Problem details
Collect every line of the records below that contains the word "графическое".

---------- Data records ----------

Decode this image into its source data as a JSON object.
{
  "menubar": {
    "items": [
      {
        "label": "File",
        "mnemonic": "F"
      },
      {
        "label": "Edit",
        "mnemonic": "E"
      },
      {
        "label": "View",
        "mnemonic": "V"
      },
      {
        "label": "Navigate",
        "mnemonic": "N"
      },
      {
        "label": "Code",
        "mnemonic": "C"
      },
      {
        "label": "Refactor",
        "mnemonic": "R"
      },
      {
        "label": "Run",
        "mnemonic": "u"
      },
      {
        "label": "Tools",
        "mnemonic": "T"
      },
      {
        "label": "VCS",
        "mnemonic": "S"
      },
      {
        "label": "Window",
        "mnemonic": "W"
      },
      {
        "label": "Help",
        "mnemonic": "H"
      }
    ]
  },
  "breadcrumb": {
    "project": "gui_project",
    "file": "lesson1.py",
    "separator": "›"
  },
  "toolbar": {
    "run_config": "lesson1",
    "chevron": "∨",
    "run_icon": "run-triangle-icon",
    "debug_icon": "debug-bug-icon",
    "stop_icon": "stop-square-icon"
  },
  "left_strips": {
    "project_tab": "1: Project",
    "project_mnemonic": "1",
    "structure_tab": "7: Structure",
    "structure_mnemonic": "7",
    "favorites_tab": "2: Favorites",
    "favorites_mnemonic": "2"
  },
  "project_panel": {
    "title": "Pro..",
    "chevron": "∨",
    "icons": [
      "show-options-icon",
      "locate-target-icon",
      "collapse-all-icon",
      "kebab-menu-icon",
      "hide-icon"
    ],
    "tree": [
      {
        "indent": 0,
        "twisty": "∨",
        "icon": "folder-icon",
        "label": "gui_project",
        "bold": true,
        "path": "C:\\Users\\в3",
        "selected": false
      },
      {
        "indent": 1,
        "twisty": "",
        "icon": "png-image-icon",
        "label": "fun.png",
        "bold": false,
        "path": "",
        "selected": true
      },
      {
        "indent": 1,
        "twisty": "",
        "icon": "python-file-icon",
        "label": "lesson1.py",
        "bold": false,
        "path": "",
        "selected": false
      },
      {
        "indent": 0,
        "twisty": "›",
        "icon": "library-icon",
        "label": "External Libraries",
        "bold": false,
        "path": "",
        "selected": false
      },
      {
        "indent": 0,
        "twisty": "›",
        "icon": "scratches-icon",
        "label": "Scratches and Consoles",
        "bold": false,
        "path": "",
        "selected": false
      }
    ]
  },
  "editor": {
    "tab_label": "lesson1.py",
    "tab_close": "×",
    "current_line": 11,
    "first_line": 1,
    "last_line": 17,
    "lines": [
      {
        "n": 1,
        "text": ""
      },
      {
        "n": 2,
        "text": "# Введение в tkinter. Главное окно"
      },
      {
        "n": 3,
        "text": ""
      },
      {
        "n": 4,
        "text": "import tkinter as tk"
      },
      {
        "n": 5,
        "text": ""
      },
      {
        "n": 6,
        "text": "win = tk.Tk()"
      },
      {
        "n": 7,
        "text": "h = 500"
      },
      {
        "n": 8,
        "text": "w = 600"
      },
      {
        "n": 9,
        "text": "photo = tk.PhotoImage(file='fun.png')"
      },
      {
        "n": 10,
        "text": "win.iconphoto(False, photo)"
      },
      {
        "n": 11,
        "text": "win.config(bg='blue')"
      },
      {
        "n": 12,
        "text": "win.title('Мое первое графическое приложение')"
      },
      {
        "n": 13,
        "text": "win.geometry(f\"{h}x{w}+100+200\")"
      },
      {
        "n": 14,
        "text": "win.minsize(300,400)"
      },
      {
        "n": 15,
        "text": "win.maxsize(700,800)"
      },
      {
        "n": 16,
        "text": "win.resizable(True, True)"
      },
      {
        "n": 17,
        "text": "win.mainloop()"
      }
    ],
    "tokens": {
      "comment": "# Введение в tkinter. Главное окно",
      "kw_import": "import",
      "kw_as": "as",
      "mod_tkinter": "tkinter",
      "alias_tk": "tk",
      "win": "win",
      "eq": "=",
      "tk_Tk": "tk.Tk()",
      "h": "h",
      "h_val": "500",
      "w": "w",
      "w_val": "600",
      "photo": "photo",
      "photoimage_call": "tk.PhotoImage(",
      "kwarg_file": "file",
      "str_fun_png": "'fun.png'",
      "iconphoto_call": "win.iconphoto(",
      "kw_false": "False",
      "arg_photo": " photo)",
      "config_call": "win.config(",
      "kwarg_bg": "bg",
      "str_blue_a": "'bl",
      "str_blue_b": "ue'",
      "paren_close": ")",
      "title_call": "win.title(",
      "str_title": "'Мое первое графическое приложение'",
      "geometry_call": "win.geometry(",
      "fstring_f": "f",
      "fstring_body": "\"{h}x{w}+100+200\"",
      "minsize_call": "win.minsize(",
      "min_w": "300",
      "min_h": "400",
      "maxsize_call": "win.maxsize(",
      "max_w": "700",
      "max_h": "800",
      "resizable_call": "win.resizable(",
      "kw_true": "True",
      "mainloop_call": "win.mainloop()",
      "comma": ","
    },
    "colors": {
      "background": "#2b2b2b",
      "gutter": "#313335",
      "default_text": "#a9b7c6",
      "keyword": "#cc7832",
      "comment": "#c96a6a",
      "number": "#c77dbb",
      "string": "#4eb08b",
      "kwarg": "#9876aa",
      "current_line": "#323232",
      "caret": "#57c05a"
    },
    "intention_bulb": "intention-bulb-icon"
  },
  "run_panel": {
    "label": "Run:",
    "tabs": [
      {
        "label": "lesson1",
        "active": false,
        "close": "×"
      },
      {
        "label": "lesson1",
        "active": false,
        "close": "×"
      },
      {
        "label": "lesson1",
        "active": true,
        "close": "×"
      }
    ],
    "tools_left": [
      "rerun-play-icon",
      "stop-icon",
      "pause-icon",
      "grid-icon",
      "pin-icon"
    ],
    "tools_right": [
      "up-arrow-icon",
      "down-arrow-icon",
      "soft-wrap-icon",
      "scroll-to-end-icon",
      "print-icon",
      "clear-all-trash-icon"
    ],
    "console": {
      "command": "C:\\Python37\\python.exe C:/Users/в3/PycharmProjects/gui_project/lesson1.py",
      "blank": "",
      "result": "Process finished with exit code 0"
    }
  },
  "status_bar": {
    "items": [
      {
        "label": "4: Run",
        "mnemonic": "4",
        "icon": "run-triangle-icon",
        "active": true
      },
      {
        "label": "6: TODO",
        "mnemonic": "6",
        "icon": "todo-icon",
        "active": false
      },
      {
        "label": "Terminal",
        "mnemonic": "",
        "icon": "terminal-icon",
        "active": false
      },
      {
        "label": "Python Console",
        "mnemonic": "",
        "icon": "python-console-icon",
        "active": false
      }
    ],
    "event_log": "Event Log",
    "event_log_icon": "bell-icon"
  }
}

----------

Exercise solution
        "text": "win.title('Мое первое графическое приложение')"
      "str_title": "'Мое первое графическое приложение'",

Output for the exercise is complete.